The commander on board the USS George H.W. Bush aircraft carrier overseeing the ongoing airstrikes in Iraq said Navy F/A-18s have flown at least 30 bombing missions against the Islamic State of Iraq and the Levant, or ISIL, targets.
Thus far, Navy planes have destroyed ISIL mobile artillery positions, convoys and other strategic targets including vehicles and equipment captured by ISIL, said Navy Rear Adm. DeWolfe Miller, Commander, Carrier Strike Group Two told reporters by phone from the Arabian Gulf.
The Navy F/A-18s are configured with a host of air-to-air and air-to-ground weapons such as the GBU-54 500-pound laser-guided bombs dropped in Iraq. Laser-guided bombs can be guided by a laser-designation from the air or nearby ground forces. The GBU-54s dropped in Iraq are known as Laser Joint Direct Attack Munitions or LJDAMS, which rely on GPS guidance to pinpoint their targets.
The GBU 54 is a 581-pound glide bomb with a range of up to 15 nautical miles, service officials said. The weapon uses semi-active laser guidance as well as GPS and inertial navigation systems.
Navy officials said standard laser guidance packages on bombs prove exceptionally accurate in clear conditions against stationary targets. However, with significant amounts of environmental factors such as airborne dust, smoke, fog, or cloud cover, the guidance packages can have difficulty maintaining “lock” on the laser designation while pursuing moving or maneuvering targets, officials explained.
This is why the GBU-54 was engineered. It is a dual-mode precision-guided bomb designed to destroyed fixed and re-locatable or moving targets, Navy officials said.
Miller said the intelligence, surveillance reconnaissance (ISR) missions flown over Iraq in recent months by F/A-18s helped familiarize pilots with ISIL targets and contributed to the success thus far of the attacks.

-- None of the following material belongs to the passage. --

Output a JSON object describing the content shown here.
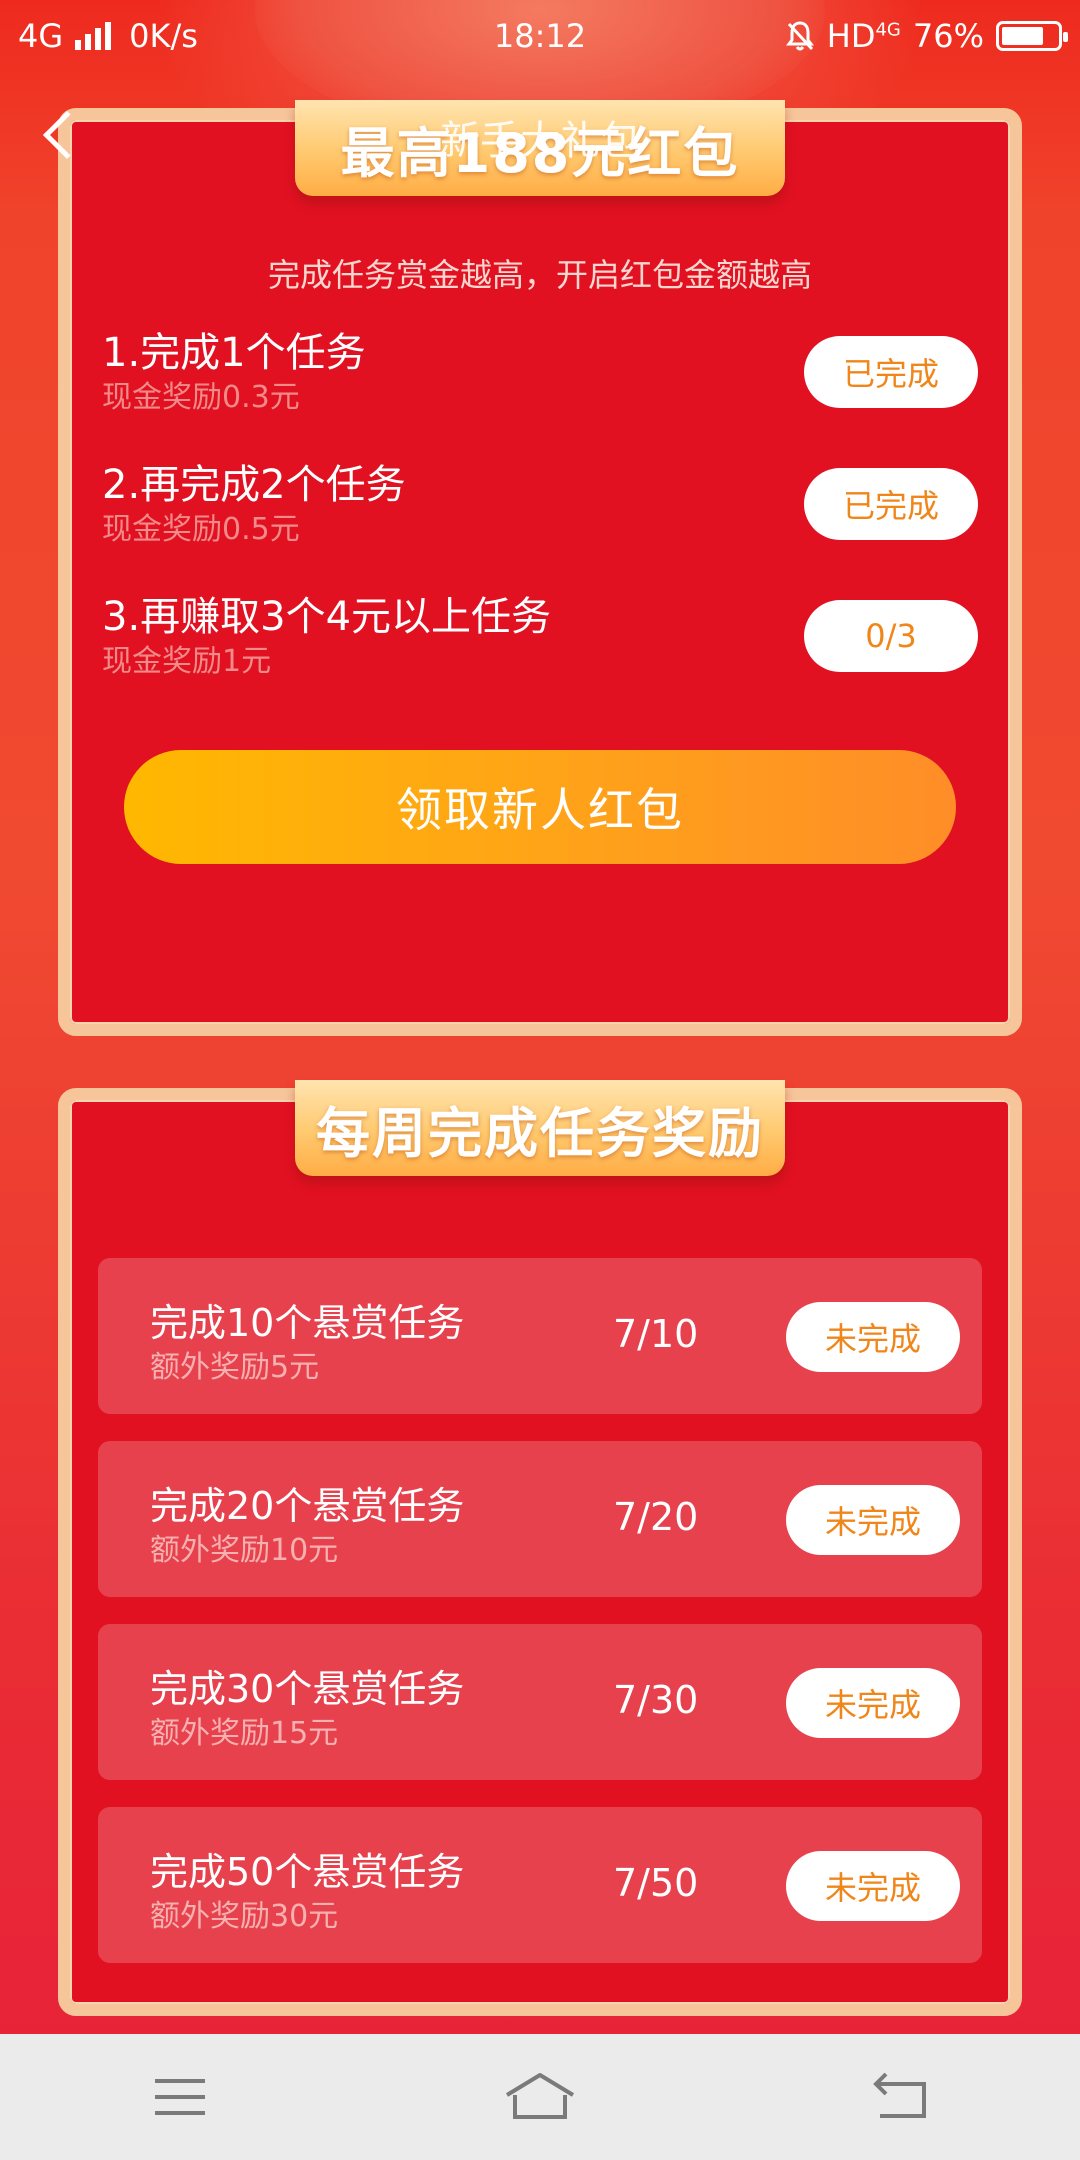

“Almost every flight that we do is involved with non-traditional ISR,” Miller said.
The Bush carrier strike group, which has flown more than 1,000 sorties over Iraq in recent months, shifted this past June from missions supporting Afghanistan operations to its present role in Iraq. Prior to conducting missions in Iraq, the USS Bush flew 1,300 sorties over Afghanistan, Miller said.
“What we’ve shown throughout this deployment is flexibility, adaptability and the persistent nature of naval forces that are able to transition. Naval forces are where you need us when you need us with the capability that you need,” Miller said.
The attacks on ISIL by the U.S. Navy have involved F/A-18 fighter jets as well as E2 Hawkeye surveillance planes and EA-6B Prowlers for electronic warfare, Capt. Dan L. Cheever, Commander, Carrier Air Wing Eight, told reporters.
Two helicopter squadrons are assisting the effort as well, Cheever said.
Navy officials said the strike missions have been successful but would not comment on operational warfare questions such as whether ISIL has been firing anti-aircraft artillery back at U.S. planes during strike missions.
“We can handle whatever they have,” Miller said.
At the moment, the USS Bush carrier strike group includes the USS Philippine Sea, a cruiser and two destroyers, the USS Roosevelt and the USS O’Kane, Navy officials said.
The carrier strike group is joined by an Amphibious Ready Group also in the Arabian Gulf consisting of the USS Bataan, an amphibious assault ship and the USS Gunston Hall, a dock landing ship, Navy officials said.
The USS Bush has completed six months out of a planned nine-month deployment, however the carrier could wind up staying longer if bombing missions continue, Miller said.
“We are a sustainable force and we will stay out here as long as we’re needed,” he said.